# TASK DESCRIPTION:
Please repeat every line below exactly, from the first to the last.

§

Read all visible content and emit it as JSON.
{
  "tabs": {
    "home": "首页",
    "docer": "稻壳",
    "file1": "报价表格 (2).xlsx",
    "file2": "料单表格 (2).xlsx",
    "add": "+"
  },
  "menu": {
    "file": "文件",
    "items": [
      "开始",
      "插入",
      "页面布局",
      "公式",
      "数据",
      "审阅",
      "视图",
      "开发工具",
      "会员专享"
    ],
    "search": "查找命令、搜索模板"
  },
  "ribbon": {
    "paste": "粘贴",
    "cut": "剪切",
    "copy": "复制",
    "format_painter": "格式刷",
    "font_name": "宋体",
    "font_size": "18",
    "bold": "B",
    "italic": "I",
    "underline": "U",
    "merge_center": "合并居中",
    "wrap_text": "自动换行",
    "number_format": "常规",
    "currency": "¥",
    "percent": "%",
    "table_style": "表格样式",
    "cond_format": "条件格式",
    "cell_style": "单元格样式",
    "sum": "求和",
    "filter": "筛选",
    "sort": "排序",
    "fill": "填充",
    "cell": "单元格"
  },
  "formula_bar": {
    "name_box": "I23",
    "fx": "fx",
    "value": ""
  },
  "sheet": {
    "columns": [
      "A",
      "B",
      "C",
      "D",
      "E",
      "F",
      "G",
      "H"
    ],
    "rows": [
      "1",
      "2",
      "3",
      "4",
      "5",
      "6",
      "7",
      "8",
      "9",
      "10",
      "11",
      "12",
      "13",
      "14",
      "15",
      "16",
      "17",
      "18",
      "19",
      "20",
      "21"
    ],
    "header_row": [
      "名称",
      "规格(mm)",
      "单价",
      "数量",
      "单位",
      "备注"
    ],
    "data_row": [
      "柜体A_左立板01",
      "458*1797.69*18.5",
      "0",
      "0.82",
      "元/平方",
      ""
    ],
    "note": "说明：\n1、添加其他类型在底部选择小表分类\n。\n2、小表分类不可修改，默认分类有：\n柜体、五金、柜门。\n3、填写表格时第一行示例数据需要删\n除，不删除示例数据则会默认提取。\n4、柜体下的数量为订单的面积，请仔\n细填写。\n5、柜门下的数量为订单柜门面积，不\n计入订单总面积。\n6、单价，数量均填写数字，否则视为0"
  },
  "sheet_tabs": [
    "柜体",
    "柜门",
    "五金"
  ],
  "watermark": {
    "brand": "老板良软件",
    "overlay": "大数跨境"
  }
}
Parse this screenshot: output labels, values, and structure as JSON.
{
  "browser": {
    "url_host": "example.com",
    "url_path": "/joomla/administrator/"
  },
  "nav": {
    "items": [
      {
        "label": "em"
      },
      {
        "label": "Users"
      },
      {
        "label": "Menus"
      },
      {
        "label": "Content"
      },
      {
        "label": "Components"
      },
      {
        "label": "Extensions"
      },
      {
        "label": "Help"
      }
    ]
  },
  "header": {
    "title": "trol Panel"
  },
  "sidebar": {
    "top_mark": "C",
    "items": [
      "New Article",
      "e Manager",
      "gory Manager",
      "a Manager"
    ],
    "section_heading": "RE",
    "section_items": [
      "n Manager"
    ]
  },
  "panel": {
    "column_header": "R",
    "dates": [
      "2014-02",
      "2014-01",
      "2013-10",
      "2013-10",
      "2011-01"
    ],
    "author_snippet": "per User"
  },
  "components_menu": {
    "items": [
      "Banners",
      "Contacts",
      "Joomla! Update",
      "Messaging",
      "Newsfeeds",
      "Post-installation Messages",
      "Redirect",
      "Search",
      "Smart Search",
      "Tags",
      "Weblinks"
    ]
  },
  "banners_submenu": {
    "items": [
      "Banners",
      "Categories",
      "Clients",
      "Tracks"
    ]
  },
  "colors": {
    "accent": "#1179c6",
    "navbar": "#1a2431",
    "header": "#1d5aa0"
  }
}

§

# SOLUTION TO THE EXERCISE:
Read all visible content and emit it as JSON.
{
  "tabs": {
    "home": "首页",
    "docer": "稻壳",
    "file1": "报价表格 (2).xlsx",
    "file2": "料单表格 (2).xlsx",
    "add": "+"
  },
  "menu": {
    "file": "文件",
    "items": [
      "开始",
      "插入",
      "页面布局",
      "公式",
      "数据",
      "审阅",
      "视图",
      "开发工具",
      "会员专享"
    ],
    "search": "查找命令、搜索模板"
  },
  "ribbon": {
    "paste": "粘贴",
    "cut": "剪切",
    "copy": "复制",
    "format_painter": "格式刷",
    "font_name": "宋体",
    "font_size": "18",
    "bold": "B",
    "italic": "I",
    "underline": "U",
    "merge_center": "合并居中",
    "wrap_text": "自动换行",
    "number_format": "常规",
    "currency": "¥",
    "percent": "%",
    "table_style": "表格样式",
    "cond_format": "条件格式",
    "cell_style": "单元格样式",
    "sum": "求和",
    "filter": "筛选",
    "sort": "排序",
    "fill": "填充",
    "cell": "单元格"
  },
  "formula_bar": {
    "name_box": "I23",
    "fx": "fx",
    "value": ""
  },
  "sheet": {
    "columns": [
      "A",
      "B",
      "C",
      "D",
      "E",
      "F",
      "G",
      "H"
    ],
    "rows": [
      "1",
      "2",
      "3",
      "4",
      "5",
      "6",
      "7",
      "8",
      "9",
      "10",
      "11",
      "12",
      "13",
      "14",
      "15",
      "16",
      "17",
      "18",
      "19",
      "20",
      "21"
    ],
    "header_row": [
      "名称",
      "规格(mm)",
      "单价",
      "数量",
      "单位",
      "备注"
    ],
    "data_row": [
      "柜体A_左立板01",
      "458*1797.69*18.5",
      "0",
      "0.82",
      "元/平方",
      ""
    ],
    "note": "说明：\n1、添加其他类型在底部选择小表分类\n。\n2、小表分类不可修改，默认分类有：\n柜体、五金、柜门。\n3、填写表格时第一行示例数据需要删\n除，不删除示例数据则会默认提取。\n4、柜体下的数量为订单的面积，请仔\n细填写。\n5、柜门下的数量为订单柜门面积，不\n计入订单总面积。\n6、单价，数量均填写数字，否则视为0"
  },
  "sheet_tabs": [
    "柜体",
    "柜门",
    "五金"
  ],
  "watermark": {
    "brand": "老板良软件",
    "overlay": "大数跨境"
  }
}
Parse this screenshot: output labels, values, and structure as JSON.
{
  "browser": {
    "url_host": "example.com",
    "url_path": "/joomla/administrator/"
  },
  "nav": {
    "items": [
      {
        "label": "em"
      },
      {
        "label": "Users"
      },
      {
        "label": "Menus"
      },
      {
        "label": "Content"
      },
      {
        "label": "Components"
      },
      {
        "label": "Extensions"
      },
      {
        "label": "Help"
      }
    ]
  },
  "header": {
    "title": "trol Panel"
  },
  "sidebar": {
    "top_mark": "C",
    "items": [
      "New Article",
      "e Manager",
      "gory Manager",
      "a Manager"
    ],
    "section_heading": "RE",
    "section_items": [
      "n Manager"
    ]
  },
  "panel": {
    "column_header": "R",
    "dates": [
      "2014-02",
      "2014-01",
      "2013-10",
      "2013-10",
      "2011-01"
    ],
    "author_snippet": "per User"
  },
  "components_menu": {
    "items": [
      "Banners",
      "Contacts",
      "Joomla! Update",
      "Messaging",
      "Newsfeeds",
      "Post-installation Messages",
      "Redirect",
      "Search",
      "Smart Search",
      "Tags",
      "Weblinks"
    ]
  },
  "banners_submenu": {
    "items": [
      "Banners",
      "Categories",
      "Clients",
      "Tracks"
    ]
  },
  "colors": {
    "accent": "#1179c6",
    "navbar": "#1a2431",
    "header": "#1d5aa0"
  }
}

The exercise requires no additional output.